In his charming style, Dave chats with Jill and Marty about his early days in a semi-rural town that had more deer than people; his short career as a big-city Philadelphia lawyer; and his gig as General Counsel at the Pennsylvania Newspaper Association in the early 1990’s, a move that exposed him to media and the theme of his career: aggregating local media to support scaled national ad buys. (That’s kind of what Simulmedia does for TV, now that we think about it.)

He tells the story of a legendary elevator pitch to Brad Burnham, later of Union Square Ventures, and how that pitch got him to New York City. Real Media’s first real offices were in a rug merchant’s building two blocks from his current space at 28th Street and Park Avenue South.

Real Media was an ad server that competed with NetGravity (acquired by the mighty DoubleClick), and it was an intrepid survivor of the crash of 2001, picked up by 24/7 (after a rejected bid by DoubleClick) for a reported $2 million. TACODA started as a behavioral targeting platform but took off after becoming a tech-powered ad network.

In a delightful aside, Dave talks about his brief and wonderous tenure at AOL, where he re-read Machiavelli’s The Prince on a tip to understand his internal political situation, recommended strongly against acquiring the Bebo social network, and left when his advice was ignored. He was vindicated when the network, which cost AOL $850 million, was sold a few years later for around $20 million.

And he reveals the little-known fact that Elon Musk actually started in ad tech, founding a classified ad-serving company called Zip2 with his brother Kimbal, long before he launched himself into space. A future guest? We’ll see.

12. Kevin O’Connor – on co-founding DoubleClick and more

Kevin O’Connor is the co-founder with Dwight Merriman of DoubleClick in 1995 and was its CEO until he resigned in 2001, moved to California and focused on family life and venture capital.

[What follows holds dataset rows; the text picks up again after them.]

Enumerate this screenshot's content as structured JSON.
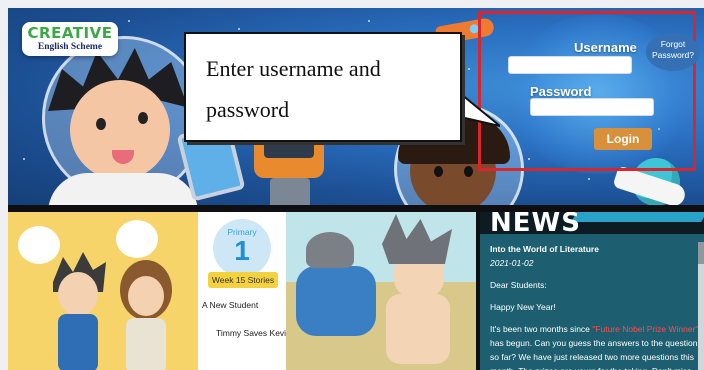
{
  "logo": {
    "word": "CREATIVE",
    "subtitle": "English Scheme"
  },
  "callout": {
    "line1": "Enter username and",
    "line2": "password"
  },
  "login": {
    "username_label": "Username",
    "username_value": "",
    "password_label": "Password",
    "password_value": "",
    "login_button": "Login",
    "forgot_line1": "Forgot",
    "forgot_line2": "Password?"
  },
  "stories": {
    "level_label": "Primary",
    "level_number": "1",
    "week_badge": "Week 15 Stories",
    "items": [
      "A New Student",
      "Timmy Saves Kevin"
    ]
  },
  "news": {
    "heading": "NEWS",
    "post_title": "Into the World of Literature",
    "post_date": "2021-01-02",
    "greeting": "Dear Students:",
    "new_year": "Happy New Year!",
    "para_before": "It's been two months since ",
    "highlight": "\"Future Nobel Prize Winner\"",
    "para_after": " has begun. Can you guess the answers to the questions so far? We have just released two more questions this month. The prizes are yours for the taking. Don't miss"
  },
  "colors": {
    "banner": "#2a6fc0",
    "highlight_box": "#d9262c",
    "login_button": "#d8913a",
    "news_bg": "#1d5f70"
  }
}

He’s currently chairman of a VC fund for early-stage startups primarily outside the Silicon Valley orbit called ScOp (rhymes with “top”), which stands for “Scalable Opportunities.” Kevin’s start-up Graphiq, a research and infographic engine that started life as FindtheBest, was acquired by Amazon in 2017.

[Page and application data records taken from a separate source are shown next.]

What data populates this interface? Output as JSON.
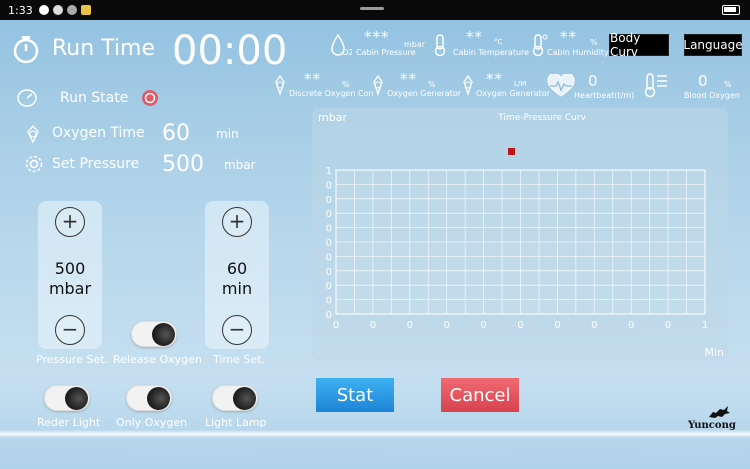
{
  "status_bar": {
    "time": "1:33"
  },
  "header": {
    "run_time_label": "Run Time",
    "run_time_value": "00:00",
    "body_curv_button": "Body Curv",
    "language_button": "Language"
  },
  "stats_row1": [
    {
      "value": "***",
      "unit": "mbar",
      "label": "Cabin Pressure",
      "icon": "o2-drop-icon"
    },
    {
      "value": "**",
      "unit": "°C",
      "label": "Cabin Temperature",
      "icon": "thermometer-icon"
    },
    {
      "value": "**",
      "unit": "%",
      "label": "Cabin Humidity",
      "icon": "humidity-thermometer-icon"
    }
  ],
  "stats_row2": [
    {
      "value": "**",
      "unit": "%",
      "label": "Discrete Oxygen Con",
      "icon": "oxygen-concentration-icon"
    },
    {
      "value": "**",
      "unit": "%",
      "label": "Oxygen Generator",
      "icon": "oxygen-generator-icon"
    },
    {
      "value": "**",
      "unit": "L/M",
      "label": "Oxygen Generator",
      "icon": "oxygen-flow-icon"
    },
    {
      "value": "0",
      "unit": "",
      "label": "Heartbeat(t/m)",
      "icon": "heartbeat-icon"
    },
    {
      "value": "0",
      "unit": "%",
      "label": "Blood Oxygen",
      "icon": "blood-oxygen-icon"
    }
  ],
  "left": {
    "run_state_label": "Run State",
    "oxygen_time_label": "Oxygen Time",
    "oxygen_time_value": "60",
    "oxygen_time_unit": "min",
    "set_pressure_label": "Set Pressure",
    "set_pressure_value": "500",
    "set_pressure_unit": "mbar"
  },
  "pressure_panel": {
    "plus": "+",
    "minus": "−",
    "value": "500",
    "unit": "mbar",
    "label": "Pressure Set."
  },
  "time_panel": {
    "plus": "+",
    "minus": "−",
    "value": "60",
    "unit": "min",
    "label": "Time Set."
  },
  "toggles": {
    "release_oxygen": "Release Oxygen",
    "reder_light": "Reder Light",
    "only_oxygen": "Only Oxygen",
    "light_lamp": "Light Lamp"
  },
  "buttons": {
    "stat": "Stat",
    "cancel": "Cancel"
  },
  "brand": {
    "name": "Yuncong"
  },
  "colors": {
    "stat_blue": "#2a9ae6",
    "cancel_red": "#e25560",
    "series_marker": "#c0141c"
  },
  "chart_data": {
    "type": "line",
    "title": "Time-Pressure Curv",
    "ylabel": "mbar",
    "xlabel": "Min",
    "x_tick_labels": [
      "0",
      "0",
      "0",
      "0",
      "0",
      "0",
      "0",
      "0",
      "0",
      "0",
      "1"
    ],
    "y_tick_labels": [
      "0",
      "0",
      "0",
      "0",
      "0",
      "0",
      "0",
      "0",
      "0",
      "0",
      "1"
    ],
    "x": [],
    "values": [],
    "grid": true,
    "legend": "top-center"
  }
}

Growing up in Michigan — as Kevin tells Jill & Marty in this poignant episode — he always knew he wanted to be an inventor and followed that passion the U of M, where he founded his first company, I.C.C. A tool for linking PCs to mainframes, I.C.C. was acquired by the Atlanta-based D.C.A. in 1992, and O’Connor moved to the Atlanta area. In 1995, he co-founded what was originally called Internet Advertising Network with Dwight Merriman, having identified the idea in part through a structured brainstorming technique outlined in his 2003 book The Map of Innovation: Creating Something Out of Nothing.

Flipping from a subscription aggregator to a publisher aggregator, sparked by Merriman’s observation that media is worth more than subs, DoubleClick eventually merged with a sales team from the pioneering B2B agency Poppe Tyson led by David Carlick — and the reps-and-tech model of the early DoubleClick was born, along with its name. Eventually buying its way out from under its agency umbrella, the company chose to sell its tech directly to publishers after a pointed request from the Wall Street Journal, which wanted the ad server but not the feet-on-the-street.

Kevin walks Jill & Marty through the spectacular growth of the late 1990’s, when the company added 2-3 new people every day, going public on the NASDAQ in 1998. Legendary parties included one with a “Willy Wonka” theme and another with high-walkers on stilts; most are lost in the mists of the go-go era. Acquisitions of on-premise ad server competitor NetGravity and offline data co-op Abacus followed, the latter of which came under fire from privacy advocates in an early preview of the public scrutiny greeting providers today.

A stream of scrutiny and the toll of a couple of decades of “hundred-hour weeks” gave Kevin an acute desire to get out of the line of sight and find somewhere “where the weather matched my clothes.” He left DoubleClick in 2001 after the dot-com crash and moved to California. He lives in Santa Barbara and Telluride and — as this episode shows — continues to look back with wry fondness on his years at the original ad-tech unicorn: DoubleClick.